Collaborating since 2011, Bárbara Wagner and Benjamin de Burca create works in video, photography, and installation that explore contemporary histories of underground dance and musical genres. Frequently made in collaboration with cinematographer Pedro Sotero, these moving-image works, which they refer to as “documentary musicals,” often center on urban subcultures in the South Atlantic diaspora, from the Franco-Indo creole musical genre maloya to frevo dancers and brega singers in Recife, Brazil, where the artists live and work. Constructing images together with performers, their approach merges the cinematic with the fictional, documentary, and ethnographic to address questions of surveillance, visibility, and creativity in an increasingly connected, postcolonial world. A recent acquisition and room-filling installation on view for the first time, Swinguerra (2019) focuses on disadvantaged queer communities of color in Recife, Brazil, with an emphasis on transgender and nonbinary performers. The film features three contemporary dance styles—swingueira, brega funk, and passinho da maloca—as performed by three competitive dance groups. These mixed dance styles recall Brazil’s colonial and slave trade history, where music and dance functioned as discreet methods of organizing politically under oppressive regimes.
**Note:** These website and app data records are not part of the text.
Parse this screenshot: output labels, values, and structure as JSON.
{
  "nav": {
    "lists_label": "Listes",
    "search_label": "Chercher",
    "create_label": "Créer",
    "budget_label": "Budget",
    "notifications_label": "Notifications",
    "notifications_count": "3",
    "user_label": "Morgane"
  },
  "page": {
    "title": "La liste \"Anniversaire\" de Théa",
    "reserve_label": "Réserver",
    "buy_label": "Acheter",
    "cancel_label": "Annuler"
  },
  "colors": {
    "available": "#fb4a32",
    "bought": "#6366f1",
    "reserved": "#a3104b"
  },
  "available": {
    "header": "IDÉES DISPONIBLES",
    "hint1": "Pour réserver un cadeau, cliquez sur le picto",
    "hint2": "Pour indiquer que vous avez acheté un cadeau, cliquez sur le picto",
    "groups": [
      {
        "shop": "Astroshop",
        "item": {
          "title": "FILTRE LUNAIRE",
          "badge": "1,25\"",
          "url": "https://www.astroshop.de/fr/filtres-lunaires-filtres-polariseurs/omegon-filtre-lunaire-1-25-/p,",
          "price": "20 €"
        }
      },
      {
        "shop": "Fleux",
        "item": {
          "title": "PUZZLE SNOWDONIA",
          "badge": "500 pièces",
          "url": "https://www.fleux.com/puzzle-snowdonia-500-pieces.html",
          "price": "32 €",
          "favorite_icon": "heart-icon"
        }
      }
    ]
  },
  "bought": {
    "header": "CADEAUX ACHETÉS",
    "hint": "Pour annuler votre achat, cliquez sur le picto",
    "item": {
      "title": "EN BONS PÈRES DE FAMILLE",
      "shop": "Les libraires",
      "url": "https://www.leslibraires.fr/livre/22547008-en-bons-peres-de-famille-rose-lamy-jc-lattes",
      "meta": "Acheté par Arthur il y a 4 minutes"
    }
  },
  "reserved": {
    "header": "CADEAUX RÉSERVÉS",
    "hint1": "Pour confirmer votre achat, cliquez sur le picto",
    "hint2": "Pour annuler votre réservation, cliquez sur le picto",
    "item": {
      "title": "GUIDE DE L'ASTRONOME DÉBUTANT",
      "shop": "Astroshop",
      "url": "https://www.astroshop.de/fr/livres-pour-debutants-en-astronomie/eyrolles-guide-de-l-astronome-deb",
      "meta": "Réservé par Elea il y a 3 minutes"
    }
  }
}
Fast-paced, athletic, sexy, dreamlike, and aggressive, the dance styles, like the music, make Swinguerra an exhilarating and unforgettable viewing experience, illustrating how dance and music offer rich sources of agency, resistance, and community for marginalized individuals.  

Note: Swinguerra contains a brief sequence of flashing light which may not be suitable for people with visual sensitivities. 

Listen to music inspired by Swinguerra